“I have stored up your word in my heart, that I might not sin against you” (Psa. 119:11).

“Your testimonies are my delight; they are my counselors” (Psa. 119:24).

“Your commandment makes me wiser than my enemies, for it is ever with me. I have more understanding than all my teachers, for your testimonies are my meditation” (Psa. 119:98-99).

“Through your precepts I get understanding; therefore I hate every false way. Your word is a lamp to my feet and a light to my path” (Psa. 119:104-105).

“The unfolding of your words gives light; it imparts understanding to the simple” (Psa. 119:130).

As we walk each day down the pathways of life, there are always people telling us which path is the right one. How do we filter out dangerous, destructive, evil advice? How do we recognize who is directing us wisely and who foolishly? By sifting what we hear through the word of God. But each day that passes without our reading it, the less equipped we are to choose the right path.

Daily Bible reading reveals weaknesses and challenges us to work on our character. Regular self-examination is more than wise. It is vital (2 Cor. 13:5). Each time we open the word of God and think about what we are reading, we will discover something about ourselves. Often that discovery involves a weakness, sin, or area of needed improvement. Paul identified this helpful characteristic of the Bible when he wrote, “All Scripture is breathed out by God and profitable for teaching, for reproof, for correction, and for training in righteousness” (2 Tim. 3:16). Is there anyone who could not benefit from this kind of character formation each day?

Daily Bible reading can enhance our prayers and praise.

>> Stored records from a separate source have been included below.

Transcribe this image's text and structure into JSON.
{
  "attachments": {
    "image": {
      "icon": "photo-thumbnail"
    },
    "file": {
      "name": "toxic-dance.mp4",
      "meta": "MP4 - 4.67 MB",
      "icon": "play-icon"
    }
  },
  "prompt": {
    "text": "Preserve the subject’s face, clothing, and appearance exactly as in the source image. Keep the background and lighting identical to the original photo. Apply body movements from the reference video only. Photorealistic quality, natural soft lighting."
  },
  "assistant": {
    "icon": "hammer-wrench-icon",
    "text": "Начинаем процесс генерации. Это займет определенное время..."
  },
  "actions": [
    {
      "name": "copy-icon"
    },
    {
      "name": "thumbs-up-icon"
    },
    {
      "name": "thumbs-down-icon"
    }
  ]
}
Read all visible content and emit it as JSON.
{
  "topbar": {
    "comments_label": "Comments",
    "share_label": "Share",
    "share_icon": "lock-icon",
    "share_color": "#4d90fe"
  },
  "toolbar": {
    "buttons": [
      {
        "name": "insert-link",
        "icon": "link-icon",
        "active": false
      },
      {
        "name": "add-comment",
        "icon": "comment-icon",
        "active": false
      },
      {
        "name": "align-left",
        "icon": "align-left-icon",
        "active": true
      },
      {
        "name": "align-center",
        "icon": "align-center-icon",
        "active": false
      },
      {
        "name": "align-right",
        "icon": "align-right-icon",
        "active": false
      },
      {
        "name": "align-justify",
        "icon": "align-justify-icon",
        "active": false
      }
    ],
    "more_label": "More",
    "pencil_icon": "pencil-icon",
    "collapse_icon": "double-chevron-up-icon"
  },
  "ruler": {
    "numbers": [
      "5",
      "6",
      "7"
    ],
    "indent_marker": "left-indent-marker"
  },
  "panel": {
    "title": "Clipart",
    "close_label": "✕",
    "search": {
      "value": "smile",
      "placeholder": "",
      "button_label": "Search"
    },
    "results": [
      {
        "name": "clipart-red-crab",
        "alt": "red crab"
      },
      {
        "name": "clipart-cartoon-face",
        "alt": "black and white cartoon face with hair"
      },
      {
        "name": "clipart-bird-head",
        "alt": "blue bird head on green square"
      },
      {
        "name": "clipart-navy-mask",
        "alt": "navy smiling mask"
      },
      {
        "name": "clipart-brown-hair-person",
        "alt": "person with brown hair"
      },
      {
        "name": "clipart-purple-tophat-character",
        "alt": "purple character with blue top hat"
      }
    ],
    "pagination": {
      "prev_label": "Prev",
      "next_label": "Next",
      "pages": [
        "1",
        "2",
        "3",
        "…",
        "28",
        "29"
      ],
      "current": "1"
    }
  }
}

If you find yourself struggling to know what to say to God, reading and meditating on the Scriptures can improve the content of your prayers. Through regular communion with God in his word, we will find more and more reasons to offer thanksgiving and praise.

“I will praise you with an upright heart, when I learn your righteous rules” (Psa. 119:7).

“Seven times a day I praise you for your righteous rules” (Psa. 119:164).

“My lips will pour forth praise, for you teach me your statutes” (Psa. 119:171).

Daily Bible reading gives you material to think about when you aren’t reading. Our minds are never idle. They always focus on something. The things we think about originate from things we have previously perceived through our senses. The more we read the word of God, the more thought material we will have stored in our memories.

“At midnight I rise to praise you, because of your righteous rules” (Psa. 119:62).

“My eyes are awake before the watches of the night, that I may meditate on your promise” (Psa. 119:148).

Daily Bible reading can increase our comfort in times of difficulty. Earth is not heaven. Therefore, we will not escape hardships in this life. But the word of God offers a kind of comfort and peace in these trying times that nothing else can.

“For whatever was written in former days was written for our instruction, that through endurance and through the encouragement of the Scriptures we might have hope” (Rom. 15:4).

“This is my comfort in my affliction, that your promise gives me life” (Psa. 119:50).

“When I think of your rules from of old, I take comfort, O Lord” (Psa. 119:52).

“Great peace have those who love your law; nothing can make them stumble” (Psa. 119:165).

Daily Bible reading can fill us with hope for the future. The more aware we become of the moral and spiritual degradation of our culture, the more prone to discouragement we may become. But the more we read and meditate on the word of God, the more confidence we have in our future as his children. Reading the word of God each day can lift our spirits.

“And take not the word of truth utterly out of my mouth, for my hope is in your rules” (Psa. 119:43).

“Remember your word to your servant, in which you have made me hope” (Psa. 119:49).

These are not the only benefits to a program of daily Bible reading. But they should be enough to motivate us to invest time each day in communing with God and allowing him to offer us instruction, guidance, help, encouragement, wisdom, rebuke, comfort, and peace.